In the eyes and imagination of acclaimed singer-songwriter, Lindi Ortega, “Faded Gloryville” is a place we’ve all been, we’re all familiar with or will one day know all to well.
Some visit. Some stay. Some escape. Some leave only to return again.
And for Lindi, it was also the source of inspiration — in title and in spirit — for her stunning new collection of country-kissed songs that make up her fourth full-length release (Last Gang Records). It is an album that is filled with the sights and sounds and souls of those who’ve found themselves in “Faded Gloryville,” brought to its saloons, flophouses and cheap motels by drink, by debt, by vanity, heartbreak, failure, fear or misfortune.
Her first glimpse of the place, oddly enough, was in another artistic vision, that of the Jeff Bridges film Crazy Heart, which depicts a fellow musician exiled in a similar metaphorical town, down-and-out, drunk and debasing himself and his talents for those who could care less.
“I had a moment where I thought, ‘Could this be me? Could I wind up like this?’ ” says Lindi. “That was a very honest question to myself.”
That fact, the idea that she would question that shouldn’t come as much of a surprise to those familiar with the subject matter of her past work, specifically 2013’s Juno Award-nominated Tin Star, considering much of it was powered by Lindi’s experiences as a young, struggling artist in the equally as fabled and dream-dashing place of Nashville, where she now makes her home.
Just as it shouldn’t come as much of a surprise to those familiar with her incredible gifts that the feisty, fiery and fierce force of nature had no intention of taking up permanent residency in Faded Gloryville.
It was a pitstop. She took what she needed, saw the sights, hung with the locals, and high-tailed it out of there, hitting the road to capture its essence in three very different recording sessions.
The first two were with producers familiar to her work, Dave Cobb, who was behind the boards for Tin Star, and fellow Canadian castaway Colin Linden, who helped her realize her vision for 2012’s Polaris Prize nominated Cigarettes & Truckstops.
The results of those, Lindi says, should be pleasing to those many fans who’ve discovered her over the years, fallen hard for her own unique take on the torch and twang of her country influences such as Hank Williams, Patsy Cline, Johnny Cash and Loretta Lynn that has taken her around the world to enthusiastic audiences everywhere.

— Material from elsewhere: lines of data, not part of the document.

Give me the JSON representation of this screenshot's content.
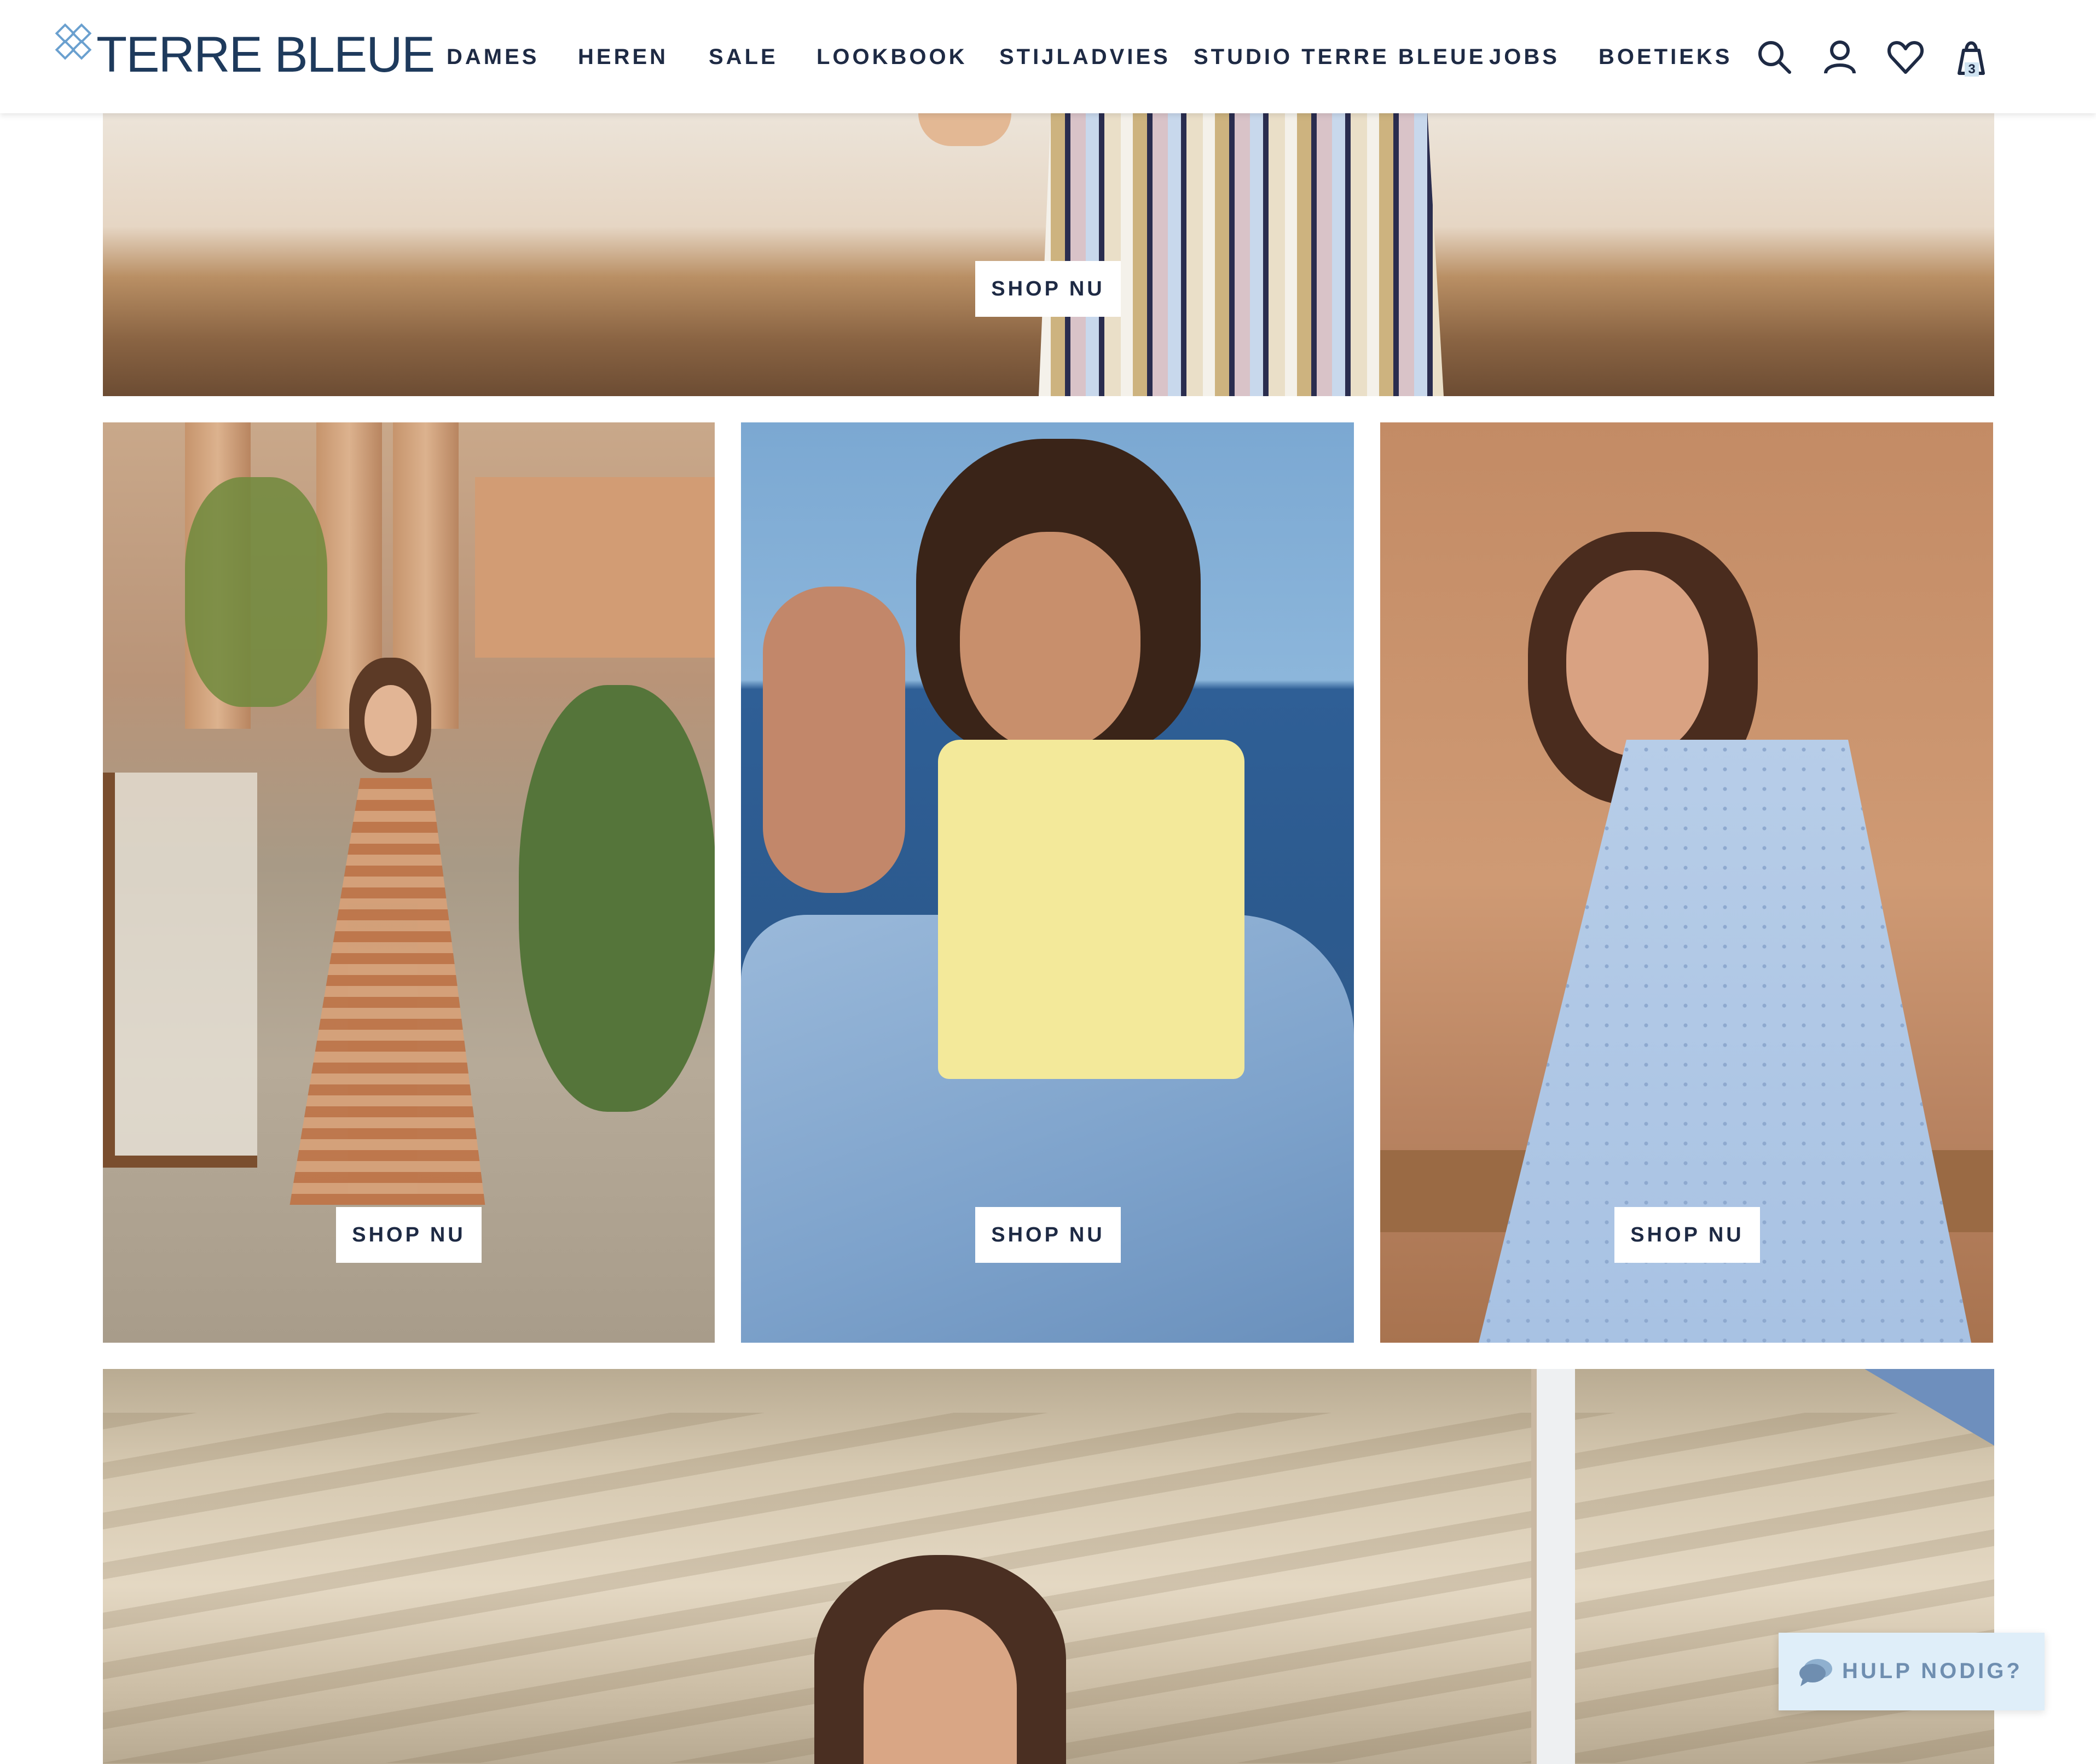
{
  "brand": {
    "name": "TERRE BLEUE",
    "color": "#1e3a5c",
    "mark_color": "#6aa0cf"
  },
  "nav": {
    "items": [
      {
        "label": "DAMES"
      },
      {
        "label": "HEREN"
      },
      {
        "label": "SALE"
      },
      {
        "label": "LOOKBOOK"
      },
      {
        "label": "STIJLADVIES"
      },
      {
        "label": "STUDIO TERRE BLEUE"
      },
      {
        "label": "JOBS"
      },
      {
        "label": "BOETIEKS"
      }
    ],
    "icons": [
      "search-icon",
      "account-icon",
      "wishlist-heart-icon",
      "cart-bag-icon"
    ],
    "cart_count": "3"
  },
  "tiles": {
    "hero_top": {
      "cta": "SHOP NU"
    },
    "tile_1": {
      "cta": "SHOP NU"
    },
    "tile_2": {
      "cta": "SHOP NU"
    },
    "tile_3": {
      "cta": "SHOP NU"
    }
  },
  "chat": {
    "label": "HULP NODIG?",
    "icon": "chat-bubble-icon",
    "bg": "#dfeef9"
  }
}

The final session, though, was one that took her in a somewhat different direction, towards a more Muscle Shoals sound utilized by those that came before her such as Solomon Burke, Ray Charles, Otis Redding, Sam Cooke — artists she expresses an affinity and fondness for.
Helping her navigate the new terrain were John Paul White from The Civil Wars and Ben Tanner from the Alabama Shakes, who co-produced in their studio in the deep south what Lindi describes as three of the album’s more “soulful tunes.”
Faded Gloryville features everything from barnburner songs and the good ol’ foot-stomping, toe-tapping numbers to the ballads that Lindi has made her calling card, all delivered with an energy and emotional investment that makes them utterly her own.